== Records provided ==

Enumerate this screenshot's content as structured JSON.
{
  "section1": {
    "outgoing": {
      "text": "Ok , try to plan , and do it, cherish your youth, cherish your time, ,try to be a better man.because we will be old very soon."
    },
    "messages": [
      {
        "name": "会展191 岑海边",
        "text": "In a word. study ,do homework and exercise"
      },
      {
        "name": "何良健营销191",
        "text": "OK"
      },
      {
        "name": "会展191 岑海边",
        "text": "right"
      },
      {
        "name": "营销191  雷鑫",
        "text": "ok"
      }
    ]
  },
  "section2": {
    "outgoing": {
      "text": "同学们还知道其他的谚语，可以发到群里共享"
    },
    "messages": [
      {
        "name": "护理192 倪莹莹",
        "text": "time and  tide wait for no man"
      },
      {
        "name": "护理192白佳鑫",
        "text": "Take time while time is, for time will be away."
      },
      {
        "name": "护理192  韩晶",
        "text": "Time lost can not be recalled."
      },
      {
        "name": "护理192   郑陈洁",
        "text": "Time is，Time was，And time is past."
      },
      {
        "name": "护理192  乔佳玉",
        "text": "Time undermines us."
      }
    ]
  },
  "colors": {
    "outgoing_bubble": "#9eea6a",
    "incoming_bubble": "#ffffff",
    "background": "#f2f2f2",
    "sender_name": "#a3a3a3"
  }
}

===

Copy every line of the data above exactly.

Enumerate this screenshot's content as structured JSON.
{
  "section1": {
    "outgoing": {
      "text": "Ok , try to plan , and do it, cherish your youth, cherish your time, ,try to be a better man.because we will be old very soon."
    },
    "messages": [
      {
        "name": "会展191 岑海边",
        "text": "In a word. study ,do homework and exercise"
      },
      {
        "name": "何良健营销191",
        "text": "OK"
      },
      {
        "name": "会展191 岑海边",
        "text": "right"
      },
      {
        "name": "营销191  雷鑫",
        "text": "ok"
      }
    ]
  },
  "section2": {
    "outgoing": {
      "text": "同学们还知道其他的谚语，可以发到群里共享"
    },
    "messages": [
      {
        "name": "护理192 倪莹莹",
        "text": "time and  tide wait for no man"
      },
      {
        "name": "护理192白佳鑫",
        "text": "Take time while time is, for time will be away."
      },
      {
        "name": "护理192  韩晶",
        "text": "Time lost can not be recalled."
      },
      {
        "name": "护理192   郑陈洁",
        "text": "Time is，Time was，And time is past."
      },
      {
        "name": "护理192  乔佳玉",
        "text": "Time undermines us."
      }
    ]
  },
  "colors": {
    "outgoing_bubble": "#9eea6a",
    "incoming_bubble": "#ffffff",
    "background": "#f2f2f2",
    "sender_name": "#a3a3a3"
  }
}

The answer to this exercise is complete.